## [Exercise requirements]
Whenever the word "name" appears in a line of the data below, copy that line.

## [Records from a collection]
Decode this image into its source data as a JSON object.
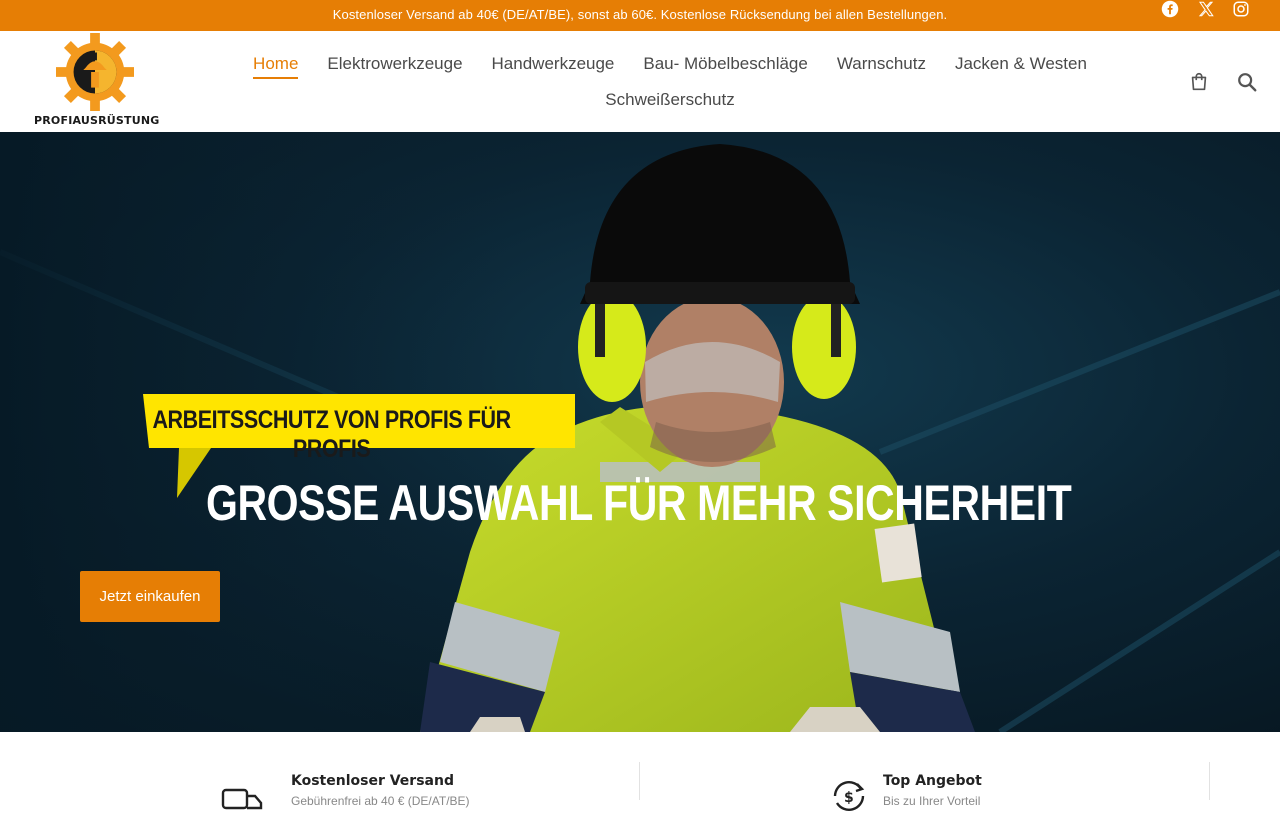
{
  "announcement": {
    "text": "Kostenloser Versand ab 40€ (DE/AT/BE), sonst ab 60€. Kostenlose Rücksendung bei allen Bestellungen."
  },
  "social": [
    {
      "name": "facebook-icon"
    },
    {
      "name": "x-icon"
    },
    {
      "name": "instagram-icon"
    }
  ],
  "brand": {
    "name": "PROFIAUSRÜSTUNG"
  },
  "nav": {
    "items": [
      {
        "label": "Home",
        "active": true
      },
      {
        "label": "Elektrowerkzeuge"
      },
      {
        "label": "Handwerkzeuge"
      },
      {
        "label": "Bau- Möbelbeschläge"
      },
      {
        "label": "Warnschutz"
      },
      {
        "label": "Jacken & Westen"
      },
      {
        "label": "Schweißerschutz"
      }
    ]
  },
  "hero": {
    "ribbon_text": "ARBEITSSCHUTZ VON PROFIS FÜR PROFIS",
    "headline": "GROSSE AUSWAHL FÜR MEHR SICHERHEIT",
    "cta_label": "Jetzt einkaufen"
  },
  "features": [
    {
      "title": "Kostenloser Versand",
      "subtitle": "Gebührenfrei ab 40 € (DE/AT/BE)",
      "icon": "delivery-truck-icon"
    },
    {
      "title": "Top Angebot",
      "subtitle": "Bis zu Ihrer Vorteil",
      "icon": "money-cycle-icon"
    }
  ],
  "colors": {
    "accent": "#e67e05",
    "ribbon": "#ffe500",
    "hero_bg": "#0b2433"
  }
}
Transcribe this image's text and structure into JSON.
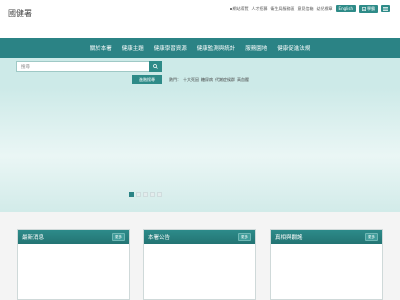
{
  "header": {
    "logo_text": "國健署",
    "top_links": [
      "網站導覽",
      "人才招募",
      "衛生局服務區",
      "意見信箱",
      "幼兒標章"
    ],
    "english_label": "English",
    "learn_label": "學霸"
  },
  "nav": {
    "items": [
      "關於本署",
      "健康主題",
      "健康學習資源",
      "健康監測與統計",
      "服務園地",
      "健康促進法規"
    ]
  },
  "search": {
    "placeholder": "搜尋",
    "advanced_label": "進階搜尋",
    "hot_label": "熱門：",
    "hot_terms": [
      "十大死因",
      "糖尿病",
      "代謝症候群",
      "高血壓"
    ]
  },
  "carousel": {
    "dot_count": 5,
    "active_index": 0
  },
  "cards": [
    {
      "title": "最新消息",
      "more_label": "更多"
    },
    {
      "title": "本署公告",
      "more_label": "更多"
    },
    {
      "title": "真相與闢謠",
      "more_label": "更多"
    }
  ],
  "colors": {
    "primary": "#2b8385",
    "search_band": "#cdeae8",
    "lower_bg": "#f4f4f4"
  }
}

## [Task solution]
      "name": "facebook-icon"
      "name": "x-icon"
      "name": "instagram-icon"
    "name": "PROFIAUSRÜSTUNG"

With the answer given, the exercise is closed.